A second house built to the Passive House standard is being constructed in Arlington. The first was built in the Alcova Heights neighborhood of South Arlington and this home is in the North Arlington’s Donaldson Run neighborhood.
So what is Passive House? It is an international program started in Germany. A US chapter was initiated in 2007. The Passive House Institute certifies homes for being super energy-efficient with ultra-insulated walls and roofs and fully air tight envelopes- think styrofoam cooler tight. Because these homes are so tight and insulated, they require heating and cooling systems that are much smaller than in the average home. Some people even say that these homes could be heated with a hair dryer. This might be stretching it a little far, but you get the point.

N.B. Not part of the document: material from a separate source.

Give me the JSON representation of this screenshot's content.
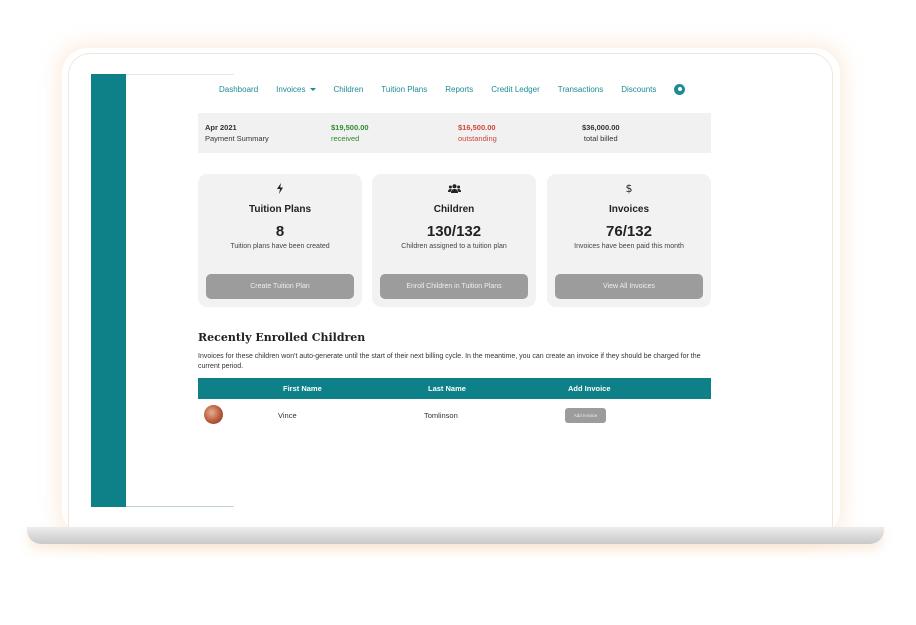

This North Arlington home looks like many Craftsman style homes in the area, but don’t let that fool you. It is definitely different. For starters, it has 8 inches of rigid foam insulation under the entire basement slab. This will insulate the house from the temperature of the ground in the winter.
The exterior walls of the house are composed of two sets of 2×4” studs (double wall) and contain 10 inches of recycled newspaper insulation, known as dense packed cellulose. The average home only has 4 or 6 inch wall cavities. In addition, a special sheathing is used to create the exterior walls with tape applied to every seam, forming a continuous air barrier for the home.
This practice, plus the use of spray applied foam insulation in the roof and in all other “holes” in the structure, make this house air tight. The walls of this home will have an insulative R-value of 36 and the roof of 60. The current building energy code requires walls to be insulated at R-13 and roofs at R-38.
Another feature of this home are the amazing windows and doors! They are constructed of triple paned glass with many different locking mechanisms and insulated frames. These windows open like standard casement windows, but also offer the option of tilting in from the top. How cool is that? Most standard windows of an insulative value of R-2 to maybe R-4. These windows have an R-value of 8.
Check back soon for more details about this innovative home!
By: Helen Reinecke-Wilt